### WHAT IS REQUIRED
Extract the complete data exactly as given.

[Page and application data records]
Content starts

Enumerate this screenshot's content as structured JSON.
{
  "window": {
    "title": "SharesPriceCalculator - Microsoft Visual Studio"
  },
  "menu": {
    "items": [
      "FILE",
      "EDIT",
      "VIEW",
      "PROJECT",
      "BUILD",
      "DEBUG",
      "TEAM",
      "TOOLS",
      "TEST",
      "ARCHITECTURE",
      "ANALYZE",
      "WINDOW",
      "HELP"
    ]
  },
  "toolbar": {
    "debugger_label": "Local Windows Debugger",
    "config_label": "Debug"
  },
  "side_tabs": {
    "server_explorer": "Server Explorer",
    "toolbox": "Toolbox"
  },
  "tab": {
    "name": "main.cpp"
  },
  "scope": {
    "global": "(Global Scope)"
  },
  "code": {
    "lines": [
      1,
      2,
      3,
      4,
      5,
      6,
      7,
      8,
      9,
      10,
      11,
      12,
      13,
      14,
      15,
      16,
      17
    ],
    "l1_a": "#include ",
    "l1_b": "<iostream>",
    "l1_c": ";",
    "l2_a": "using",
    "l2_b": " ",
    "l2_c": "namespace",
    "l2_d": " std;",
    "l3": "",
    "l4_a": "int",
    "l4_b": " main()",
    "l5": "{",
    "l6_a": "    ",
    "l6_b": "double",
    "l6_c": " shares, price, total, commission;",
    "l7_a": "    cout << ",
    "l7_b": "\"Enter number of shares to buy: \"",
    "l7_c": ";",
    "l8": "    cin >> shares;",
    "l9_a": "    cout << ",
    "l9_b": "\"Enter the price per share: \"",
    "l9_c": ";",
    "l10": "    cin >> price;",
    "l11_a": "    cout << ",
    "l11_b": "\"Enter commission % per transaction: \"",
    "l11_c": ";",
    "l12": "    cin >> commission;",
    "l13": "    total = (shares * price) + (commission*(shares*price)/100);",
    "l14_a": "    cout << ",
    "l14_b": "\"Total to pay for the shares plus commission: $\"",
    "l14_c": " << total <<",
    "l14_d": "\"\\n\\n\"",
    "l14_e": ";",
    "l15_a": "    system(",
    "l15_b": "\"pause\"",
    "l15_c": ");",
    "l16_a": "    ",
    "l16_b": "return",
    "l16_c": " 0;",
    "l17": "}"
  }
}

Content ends

### SOLUTION
Enumerate this screenshot's content as structured JSON.
{
  "window": {
    "title": "SharesPriceCalculator - Microsoft Visual Studio"
  },
  "menu": {
    "items": [
      "FILE",
      "EDIT",
      "VIEW",
      "PROJECT",
      "BUILD",
      "DEBUG",
      "TEAM",
      "TOOLS",
      "TEST",
      "ARCHITECTURE",
      "ANALYZE",
      "WINDOW",
      "HELP"
    ]
  },
  "toolbar": {
    "debugger_label": "Local Windows Debugger",
    "config_label": "Debug"
  },
  "side_tabs": {
    "server_explorer": "Server Explorer",
    "toolbox": "Toolbox"
  },
  "tab": {
    "name": "main.cpp"
  },
  "scope": {
    "global": "(Global Scope)"
  },
  "code": {
    "lines": [
      1,
      2,
      3,
      4,
      5,
      6,
      7,
      8,
      9,
      10,
      11,
      12,
      13,
      14,
      15,
      16,
      17
    ],
    "l1_a": "#include ",
    "l1_b": "<iostream>",
    "l1_c": ";",
    "l2_a": "using",
    "l2_b": " ",
    "l2_c": "namespace",
    "l2_d": " std;",
    "l3": "",
    "l4_a": "int",
    "l4_b": " main()",
    "l5": "{",
    "l6_a": "    ",
    "l6_b": "double",
    "l6_c": " shares, price, total, commission;",
    "l7_a": "    cout << ",
    "l7_b": "\"Enter number of shares to buy: \"",
    "l7_c": ";",
    "l8": "    cin >> shares;",
    "l9_a": "    cout << ",
    "l9_b": "\"Enter the price per share: \"",
    "l9_c": ";",
    "l10": "    cin >> price;",
    "l11_a": "    cout << ",
    "l11_b": "\"Enter commission % per transaction: \"",
    "l11_c": ";",
    "l12": "    cin >> commission;",
    "l13": "    total = (shares * price) + (commission*(shares*price)/100);",
    "l14_a": "    cout << ",
    "l14_b": "\"Total to pay for the shares plus commission: $\"",
    "l14_c": " << total <<",
    "l14_d": "\"\\n\\n\"",
    "l14_e": ";",
    "l15_a": "    system(",
    "l15_b": "\"pause\"",
    "l15_c": ");",
    "l16_a": "    ",
    "l16_b": "return",
    "l16_c": " 0;",
    "l17": "}"
  }
}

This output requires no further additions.